Posted on: 13 November 2017


According to data compiled by the National Association of Realtors®, the average home listing price in 2016 was a whopping $412,222.94. While this number is only an average figure and not relevant to the myriad of real estate market areas across the nation that may reflect much different numbers, it is a very real reminder that buying a home is a large investment that should be taken very seriously. So it stands to reason that buyers should use every avenue available to find out as much about any home they are considering before moving forward with a purchase offer. 

Start with seller disclosures and listing information

Prospective buyers who take the time to carefully study each home's listing information and any available disclosure documents provided by the buyer can learn many things about each home they are considering. When doing this, make sure that you pay particular attention to any details that offer clues to the actual condition and repair history of the home, including: 

  • Dates and types of repairs and renovations
  • Ages of major systems and appliances
  • Mentions of fire, flood, or other serious damage

In addition to helping you better understand the home's history, this type of information can also be helpful when searching for additional information from other sources, like those available through public records. 

Search out more details through land and zoning records

Many buyers are not aware of the wealth of information that public land and zoning records can provide for most homes. To begin, contact your local recorder of deeds where you will be able to obtain copies of: 

  • Property deeds, including deeds of trust, quit claim deeds, and general warranty deeds
  • Plats and surveys
  • Information on subdivision covenants and restrictions
  • Records of legal actions involving the home, such as those relating to a foreclosure 

Since most county property records are filed by date for each address, using any dates noted in the disclosure documents can help you better focus your search. While a recorder of deeds will be able to provide copies of any records they have, for a nominal printing fee, they are not attorneys and will not be able to offer advice or opinions about any property you are seeking information on.

Once you have obtained all relevant records from your county recorder of deeds, the next place to look is at your local zoning office, if applicable.
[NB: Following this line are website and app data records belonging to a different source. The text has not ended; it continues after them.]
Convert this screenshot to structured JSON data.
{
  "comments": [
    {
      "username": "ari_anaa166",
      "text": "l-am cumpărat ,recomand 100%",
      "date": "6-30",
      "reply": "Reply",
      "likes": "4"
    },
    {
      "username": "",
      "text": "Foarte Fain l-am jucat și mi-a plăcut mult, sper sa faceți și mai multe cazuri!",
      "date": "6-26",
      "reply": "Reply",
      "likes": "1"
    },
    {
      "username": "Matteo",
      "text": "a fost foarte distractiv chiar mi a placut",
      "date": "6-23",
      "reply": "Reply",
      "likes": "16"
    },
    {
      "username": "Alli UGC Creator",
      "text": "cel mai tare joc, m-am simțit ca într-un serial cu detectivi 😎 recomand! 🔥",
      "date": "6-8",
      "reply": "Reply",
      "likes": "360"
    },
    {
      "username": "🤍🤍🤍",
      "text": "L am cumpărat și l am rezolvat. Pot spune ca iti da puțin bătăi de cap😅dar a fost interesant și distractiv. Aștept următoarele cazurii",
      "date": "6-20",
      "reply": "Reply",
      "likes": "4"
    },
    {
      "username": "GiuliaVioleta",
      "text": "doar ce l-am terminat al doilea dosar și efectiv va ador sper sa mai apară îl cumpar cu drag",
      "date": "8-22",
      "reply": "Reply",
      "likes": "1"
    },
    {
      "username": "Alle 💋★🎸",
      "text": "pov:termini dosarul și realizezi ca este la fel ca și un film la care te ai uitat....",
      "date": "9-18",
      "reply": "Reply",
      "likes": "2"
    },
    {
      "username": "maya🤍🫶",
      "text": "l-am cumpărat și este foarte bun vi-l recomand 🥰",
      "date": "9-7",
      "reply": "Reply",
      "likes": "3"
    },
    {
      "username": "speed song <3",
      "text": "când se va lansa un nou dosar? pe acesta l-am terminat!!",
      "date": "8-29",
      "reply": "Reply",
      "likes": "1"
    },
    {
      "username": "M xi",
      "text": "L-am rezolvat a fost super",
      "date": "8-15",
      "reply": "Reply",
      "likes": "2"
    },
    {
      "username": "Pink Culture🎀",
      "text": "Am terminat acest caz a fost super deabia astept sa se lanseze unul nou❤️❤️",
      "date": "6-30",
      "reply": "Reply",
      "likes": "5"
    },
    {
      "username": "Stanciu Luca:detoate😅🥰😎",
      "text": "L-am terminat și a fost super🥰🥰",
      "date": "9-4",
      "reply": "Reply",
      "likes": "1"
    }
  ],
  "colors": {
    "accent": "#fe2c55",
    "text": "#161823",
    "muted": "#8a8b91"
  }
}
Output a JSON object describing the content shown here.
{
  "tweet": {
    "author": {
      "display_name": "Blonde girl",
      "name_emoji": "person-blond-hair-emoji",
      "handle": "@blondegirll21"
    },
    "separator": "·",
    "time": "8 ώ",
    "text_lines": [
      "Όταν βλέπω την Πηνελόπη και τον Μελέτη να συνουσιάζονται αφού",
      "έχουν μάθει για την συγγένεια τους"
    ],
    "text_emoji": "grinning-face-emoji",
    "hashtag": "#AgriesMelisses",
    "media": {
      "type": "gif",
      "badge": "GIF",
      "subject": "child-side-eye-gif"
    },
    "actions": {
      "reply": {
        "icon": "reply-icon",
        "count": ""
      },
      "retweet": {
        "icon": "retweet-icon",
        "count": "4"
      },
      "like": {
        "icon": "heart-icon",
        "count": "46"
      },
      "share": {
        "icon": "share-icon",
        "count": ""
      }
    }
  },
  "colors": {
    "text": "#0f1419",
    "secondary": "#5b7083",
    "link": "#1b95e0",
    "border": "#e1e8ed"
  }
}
These offices typically keep records of building permit applications, actual permits issued, any inspections related to the permits, and zoning information, as well as any nuisance or non-compliance violations that may have been issued.